June 25, 2017, Israel
It was Friday night and I just walked out of the synagogue. When I am at services time stands still. We recite the same words we have reciting for thousands of years, and in the same tune. There are no e mails, no whatsUp, no headaches, time stands still. Even thinking of business is forbidden, for a very good reason. Peace. Shalom. The Sabbath peace.
I am delighted to see my friend Shmuel who just concluded services at the synagogue next to mine, we chat a while as we wait for Eliyahu. Always nice to have someone to share the walk home.
"How are things?" He asks, "Did your group go home?"
Yes, the Tour and Train group, a truly wonderful group has gone home and now it is recovery time, quiet time.
I tell Shmuel it was a very successful group and I hope I managed to maintain the image of tranquility in the face of daily challenges; flights delayed, connections missed, misunderstandings about rooms, wifi, air-conditioning, arranging daily food, changing bus schedules etc all while trying to teach techniques that will save lives and conduct inspirational tours.
So Shmuel says to me, "But you are the Grand Master and the Grand Master is always calm, nothing can disturb the tranquility".
Not sure if he was joking.
Two stories come to mind. My dear friend, a rabbi from Los Angeles, is visiting Israel. I have the honor of driving him around Jerusalem. He tells me of his inspirational meetings with leading rabbis; he discussed mysticism with one rabbi, delved into the secrets of esoteric writings with another. He heard a Talmud lesson from an aged rabbi. He is high on spirituality.

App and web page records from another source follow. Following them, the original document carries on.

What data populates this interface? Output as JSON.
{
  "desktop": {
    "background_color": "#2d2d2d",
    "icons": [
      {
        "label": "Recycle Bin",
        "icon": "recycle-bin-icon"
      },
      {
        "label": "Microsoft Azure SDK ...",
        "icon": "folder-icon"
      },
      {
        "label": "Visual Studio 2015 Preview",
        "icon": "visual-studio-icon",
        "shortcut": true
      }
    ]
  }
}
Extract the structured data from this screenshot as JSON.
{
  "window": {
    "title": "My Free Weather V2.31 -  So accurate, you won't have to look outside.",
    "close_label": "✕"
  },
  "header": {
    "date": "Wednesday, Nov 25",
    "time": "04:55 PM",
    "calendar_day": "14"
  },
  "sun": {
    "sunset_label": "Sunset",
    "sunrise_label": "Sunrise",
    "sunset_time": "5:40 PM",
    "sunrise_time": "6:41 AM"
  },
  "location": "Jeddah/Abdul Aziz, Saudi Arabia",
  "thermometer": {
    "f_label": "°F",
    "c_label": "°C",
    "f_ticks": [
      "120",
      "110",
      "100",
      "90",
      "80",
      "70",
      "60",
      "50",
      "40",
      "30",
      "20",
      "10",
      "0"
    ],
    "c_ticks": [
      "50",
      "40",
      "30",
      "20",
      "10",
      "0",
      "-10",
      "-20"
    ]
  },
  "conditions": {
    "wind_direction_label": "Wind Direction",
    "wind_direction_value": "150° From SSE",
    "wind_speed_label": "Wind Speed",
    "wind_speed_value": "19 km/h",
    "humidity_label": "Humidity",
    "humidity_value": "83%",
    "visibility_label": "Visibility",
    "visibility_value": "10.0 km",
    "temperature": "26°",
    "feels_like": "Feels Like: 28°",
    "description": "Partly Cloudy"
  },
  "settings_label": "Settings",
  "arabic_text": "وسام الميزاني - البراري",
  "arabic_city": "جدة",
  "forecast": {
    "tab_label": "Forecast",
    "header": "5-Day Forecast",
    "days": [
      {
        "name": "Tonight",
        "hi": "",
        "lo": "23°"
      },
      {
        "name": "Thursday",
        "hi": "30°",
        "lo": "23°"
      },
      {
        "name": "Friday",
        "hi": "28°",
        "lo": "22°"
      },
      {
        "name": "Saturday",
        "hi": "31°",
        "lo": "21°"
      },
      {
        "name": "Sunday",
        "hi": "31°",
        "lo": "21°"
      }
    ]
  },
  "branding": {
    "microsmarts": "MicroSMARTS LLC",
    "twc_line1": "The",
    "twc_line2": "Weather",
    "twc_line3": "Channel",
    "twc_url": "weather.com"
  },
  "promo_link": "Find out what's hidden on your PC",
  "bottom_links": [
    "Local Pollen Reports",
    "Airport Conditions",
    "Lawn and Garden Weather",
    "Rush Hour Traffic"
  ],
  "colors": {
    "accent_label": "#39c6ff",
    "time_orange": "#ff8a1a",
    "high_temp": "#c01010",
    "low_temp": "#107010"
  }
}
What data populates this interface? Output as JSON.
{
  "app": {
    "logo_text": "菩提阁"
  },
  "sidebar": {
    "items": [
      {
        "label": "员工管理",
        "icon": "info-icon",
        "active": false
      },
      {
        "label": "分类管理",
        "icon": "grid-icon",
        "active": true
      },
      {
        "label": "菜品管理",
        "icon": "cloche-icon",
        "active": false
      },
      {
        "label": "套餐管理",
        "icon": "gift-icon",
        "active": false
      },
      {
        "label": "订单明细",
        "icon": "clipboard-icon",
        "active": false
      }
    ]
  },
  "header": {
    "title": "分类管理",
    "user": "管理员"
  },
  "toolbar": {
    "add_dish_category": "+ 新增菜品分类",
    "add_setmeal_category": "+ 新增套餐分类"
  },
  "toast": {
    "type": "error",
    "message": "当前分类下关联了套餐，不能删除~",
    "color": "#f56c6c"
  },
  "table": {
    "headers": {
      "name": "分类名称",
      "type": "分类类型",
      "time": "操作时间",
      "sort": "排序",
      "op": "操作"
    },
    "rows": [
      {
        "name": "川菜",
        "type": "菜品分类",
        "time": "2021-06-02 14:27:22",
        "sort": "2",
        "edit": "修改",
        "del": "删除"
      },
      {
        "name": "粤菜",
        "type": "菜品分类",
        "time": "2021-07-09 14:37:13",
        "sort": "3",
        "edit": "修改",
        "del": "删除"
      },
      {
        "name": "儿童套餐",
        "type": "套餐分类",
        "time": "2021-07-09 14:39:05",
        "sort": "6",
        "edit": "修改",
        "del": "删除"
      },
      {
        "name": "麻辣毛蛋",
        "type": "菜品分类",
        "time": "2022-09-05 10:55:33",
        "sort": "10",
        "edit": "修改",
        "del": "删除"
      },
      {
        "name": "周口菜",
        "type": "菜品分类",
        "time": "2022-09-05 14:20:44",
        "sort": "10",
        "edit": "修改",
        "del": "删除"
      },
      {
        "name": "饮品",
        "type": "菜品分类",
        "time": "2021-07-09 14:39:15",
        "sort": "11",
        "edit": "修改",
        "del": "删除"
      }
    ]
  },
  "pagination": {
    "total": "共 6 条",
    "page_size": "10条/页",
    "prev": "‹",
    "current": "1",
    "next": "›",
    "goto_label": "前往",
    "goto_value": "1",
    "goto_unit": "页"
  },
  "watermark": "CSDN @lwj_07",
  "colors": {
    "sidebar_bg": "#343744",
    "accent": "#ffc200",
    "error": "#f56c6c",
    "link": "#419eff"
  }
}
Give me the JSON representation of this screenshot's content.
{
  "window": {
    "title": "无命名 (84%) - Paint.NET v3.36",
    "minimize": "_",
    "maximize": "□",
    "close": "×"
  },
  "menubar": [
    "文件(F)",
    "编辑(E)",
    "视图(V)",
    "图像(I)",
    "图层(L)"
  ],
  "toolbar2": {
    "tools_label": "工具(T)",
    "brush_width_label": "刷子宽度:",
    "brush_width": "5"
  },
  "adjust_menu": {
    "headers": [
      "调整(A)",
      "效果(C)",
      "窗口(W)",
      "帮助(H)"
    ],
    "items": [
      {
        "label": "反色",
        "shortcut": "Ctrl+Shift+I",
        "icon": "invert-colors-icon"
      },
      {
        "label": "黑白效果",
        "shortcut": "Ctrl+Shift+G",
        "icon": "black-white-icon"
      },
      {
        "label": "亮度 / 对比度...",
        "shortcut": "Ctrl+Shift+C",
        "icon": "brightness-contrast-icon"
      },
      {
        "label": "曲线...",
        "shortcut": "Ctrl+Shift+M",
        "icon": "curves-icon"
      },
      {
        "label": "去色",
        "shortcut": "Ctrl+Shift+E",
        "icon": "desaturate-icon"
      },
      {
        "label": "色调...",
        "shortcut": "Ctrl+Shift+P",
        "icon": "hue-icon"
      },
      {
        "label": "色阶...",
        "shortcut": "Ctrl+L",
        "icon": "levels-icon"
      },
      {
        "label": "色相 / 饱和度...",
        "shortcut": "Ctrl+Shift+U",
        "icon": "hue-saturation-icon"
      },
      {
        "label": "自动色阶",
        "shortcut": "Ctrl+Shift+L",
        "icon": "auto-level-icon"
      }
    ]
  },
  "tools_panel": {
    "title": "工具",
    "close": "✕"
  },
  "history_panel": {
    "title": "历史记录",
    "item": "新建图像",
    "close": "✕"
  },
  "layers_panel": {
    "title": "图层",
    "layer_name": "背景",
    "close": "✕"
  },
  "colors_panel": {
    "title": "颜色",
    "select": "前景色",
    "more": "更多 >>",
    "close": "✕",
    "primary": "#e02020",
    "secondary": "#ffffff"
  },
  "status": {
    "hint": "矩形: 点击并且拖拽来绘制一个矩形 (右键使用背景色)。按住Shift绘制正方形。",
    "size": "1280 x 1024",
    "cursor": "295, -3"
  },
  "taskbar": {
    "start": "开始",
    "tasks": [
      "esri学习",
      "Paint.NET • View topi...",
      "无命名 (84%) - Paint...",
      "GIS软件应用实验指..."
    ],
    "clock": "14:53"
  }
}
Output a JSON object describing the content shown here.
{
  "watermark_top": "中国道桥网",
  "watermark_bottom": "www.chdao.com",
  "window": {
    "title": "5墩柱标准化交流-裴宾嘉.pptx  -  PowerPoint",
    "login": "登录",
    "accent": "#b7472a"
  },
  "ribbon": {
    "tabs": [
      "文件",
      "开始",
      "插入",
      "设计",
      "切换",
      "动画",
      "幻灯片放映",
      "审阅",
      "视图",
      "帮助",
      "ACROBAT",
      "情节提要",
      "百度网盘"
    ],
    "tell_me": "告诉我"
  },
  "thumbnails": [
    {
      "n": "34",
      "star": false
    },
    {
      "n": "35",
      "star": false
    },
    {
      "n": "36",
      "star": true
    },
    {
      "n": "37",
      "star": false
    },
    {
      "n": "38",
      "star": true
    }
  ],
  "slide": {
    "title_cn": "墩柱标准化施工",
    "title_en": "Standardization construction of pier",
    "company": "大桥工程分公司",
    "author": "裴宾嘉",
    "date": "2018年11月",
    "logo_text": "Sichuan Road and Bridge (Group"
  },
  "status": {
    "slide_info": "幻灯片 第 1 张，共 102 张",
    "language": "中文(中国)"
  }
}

And then it all comes crashing down. We stop by to pick up his wife. He begins to tell her of his meetings, he is full of excitement. She asks, did you confirm our flights home with El Al? Did you pick up our daughters' dress for the wedding tonight from the cleaners as I asked you five times? Did you remember to do...
The rabbi has not done any of these things, he lost himself in the excitement of his spiritual quests. His wife is, well, hard to put into words but he asked me to leave at that point. He said there are certain things the disciple should not see.
Many years earlier I went to see another rabbi, one of the great rabbis of Jerusalem. I was a young man and had been going through some spiritual troubles, I needed some guidance. I can picture like yesterday sitting in his office while waiting for him to conclude an phone call. I heard a lot of "Oys" and the phrase "Agmas nefesh", the Hebrew/Yiddish expression for untold aggravation.
Now I understand, the rabbi was personally responsible for an international organization, its funding, paying countless bills, reaching out to donors. Of course he faced untold aggravation. He concluded his phone call and said, "How can I help you?"
He helped me more than I knew at the time. He was a true master of life, of reality training. The truth is that reality is harsh, we will get hit, we will suffer some blows, we will feel pain and aggravation. No one is above this. The monk may seem tranquil and at peace but when he hears, "Visit to the temple are down 40% from last year, we can't pay our bills!" he may not be so very tranquil.
But we adjust. We face these problems, accept these problems and then deal with them. We do not deny the aggravation, we do not deny that it affects us, but we deal with it.
During the recent trip there were many surprises, not always pleasant ones. A change of plan was called for, extra expenses. The clock is ticking, an executive decision must be paid. That is life. That is truth.
And so it is with Krav Maga self defense. Things do not go as planed so we keep things simple, and we adjust and adapt while sticking to our concepts. Fancy moves are out, this is reality.
We will be caught by surprise, our plans will be disrupted, and we must train accordingly. This is the truth, even a great spiritual leader will face aggravation, no one is above it, but we face it with a relaxed calm, we know we can handle it. We are ready for this.
The rabbi in the second story has passed on but he left a multi story building facing the site of the Holy Temple of Jerusalem. In it thousands of students from all over the world study the holy books daily, money is not a criteria.
Yes we face aggravation, Agmas nefesh, but we know how to handle it.